* **Assignment**
Retype each entry below exactly as it stands.

* **The input**
--------

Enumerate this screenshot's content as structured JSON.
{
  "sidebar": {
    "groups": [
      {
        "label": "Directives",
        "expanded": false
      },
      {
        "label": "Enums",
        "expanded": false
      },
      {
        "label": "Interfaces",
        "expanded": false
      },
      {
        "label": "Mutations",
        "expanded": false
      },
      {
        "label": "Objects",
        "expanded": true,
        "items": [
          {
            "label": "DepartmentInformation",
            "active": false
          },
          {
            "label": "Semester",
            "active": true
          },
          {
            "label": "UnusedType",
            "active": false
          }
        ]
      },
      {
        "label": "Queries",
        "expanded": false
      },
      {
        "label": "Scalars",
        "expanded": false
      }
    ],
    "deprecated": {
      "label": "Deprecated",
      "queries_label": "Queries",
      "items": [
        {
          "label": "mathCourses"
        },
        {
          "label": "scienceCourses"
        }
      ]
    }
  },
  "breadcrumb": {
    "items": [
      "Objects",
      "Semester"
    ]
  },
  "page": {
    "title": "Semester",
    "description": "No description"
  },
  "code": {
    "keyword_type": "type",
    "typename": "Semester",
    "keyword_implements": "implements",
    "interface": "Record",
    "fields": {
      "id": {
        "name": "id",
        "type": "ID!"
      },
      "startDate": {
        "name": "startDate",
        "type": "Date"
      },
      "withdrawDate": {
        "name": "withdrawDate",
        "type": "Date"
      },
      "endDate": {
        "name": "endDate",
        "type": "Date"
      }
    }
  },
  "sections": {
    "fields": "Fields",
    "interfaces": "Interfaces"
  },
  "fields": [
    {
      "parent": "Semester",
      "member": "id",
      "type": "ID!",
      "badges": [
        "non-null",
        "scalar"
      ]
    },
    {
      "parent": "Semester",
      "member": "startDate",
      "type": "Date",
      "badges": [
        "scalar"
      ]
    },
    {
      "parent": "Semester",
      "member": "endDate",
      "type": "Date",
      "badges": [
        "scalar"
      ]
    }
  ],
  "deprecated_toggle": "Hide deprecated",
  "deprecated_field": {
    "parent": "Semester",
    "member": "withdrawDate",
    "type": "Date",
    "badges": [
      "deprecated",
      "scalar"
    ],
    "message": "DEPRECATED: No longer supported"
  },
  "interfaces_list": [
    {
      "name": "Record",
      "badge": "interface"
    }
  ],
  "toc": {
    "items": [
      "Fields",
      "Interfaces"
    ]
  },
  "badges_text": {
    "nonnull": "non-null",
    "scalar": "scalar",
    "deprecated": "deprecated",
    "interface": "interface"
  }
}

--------

* **Exercise result**
Enumerate this screenshot's content as structured JSON.
{
  "sidebar": {
    "groups": [
      {
        "label": "Directives",
        "expanded": false
      },
      {
        "label": "Enums",
        "expanded": false
      },
      {
        "label": "Interfaces",
        "expanded": false
      },
      {
        "label": "Mutations",
        "expanded": false
      },
      {
        "label": "Objects",
        "expanded": true,
        "items": [
          {
            "label": "DepartmentInformation",
            "active": false
          },
          {
            "label": "Semester",
            "active": true
          },
          {
            "label": "UnusedType",
            "active": false
          }
        ]
      },
      {
        "label": "Queries",
        "expanded": false
      },
      {
        "label": "Scalars",
        "expanded": false
      }
    ],
    "deprecated": {
      "label": "Deprecated",
      "queries_label": "Queries",
      "items": [
        {
          "label": "mathCourses"
        },
        {
          "label": "scienceCourses"
        }
      ]
    }
  },
  "breadcrumb": {
    "items": [
      "Objects",
      "Semester"
    ]
  },
  "page": {
    "title": "Semester",
    "description": "No description"
  },
  "code": {
    "keyword_type": "type",
    "typename": "Semester",
    "keyword_implements": "implements",
    "interface": "Record",
    "fields": {
      "id": {
        "name": "id",
        "type": "ID!"
      },
      "startDate": {
        "name": "startDate",
        "type": "Date"
      },
      "withdrawDate": {
        "name": "withdrawDate",
        "type": "Date"
      },
      "endDate": {
        "name": "endDate",
        "type": "Date"
      }
    }
  },
  "sections": {
    "fields": "Fields",
    "interfaces": "Interfaces"
  },
  "fields": [
    {
      "parent": "Semester",
      "member": "id",
      "type": "ID!",
      "badges": [
        "non-null",
        "scalar"
      ]
    },
    {
      "parent": "Semester",
      "member": "startDate",
      "type": "Date",
      "badges": [
        "scalar"
      ]
    },
    {
      "parent": "Semester",
      "member": "endDate",
      "type": "Date",
      "badges": [
        "scalar"
      ]
    }
  ],
  "deprecated_toggle": "Hide deprecated",
  "deprecated_field": {
    "parent": "Semester",
    "member": "withdrawDate",
    "type": "Date",
    "badges": [
      "deprecated",
      "scalar"
    ],
    "message": "DEPRECATED: No longer supported"
  },
  "interfaces_list": [
    {
      "name": "Record",
      "badge": "interface"
    }
  ],
  "toc": {
    "items": [
      "Fields",
      "Interfaces"
    ]
  },
  "badges_text": {
    "nonnull": "non-null",
    "scalar": "scalar",
    "deprecated": "deprecated",
    "interface": "interface"
  }
}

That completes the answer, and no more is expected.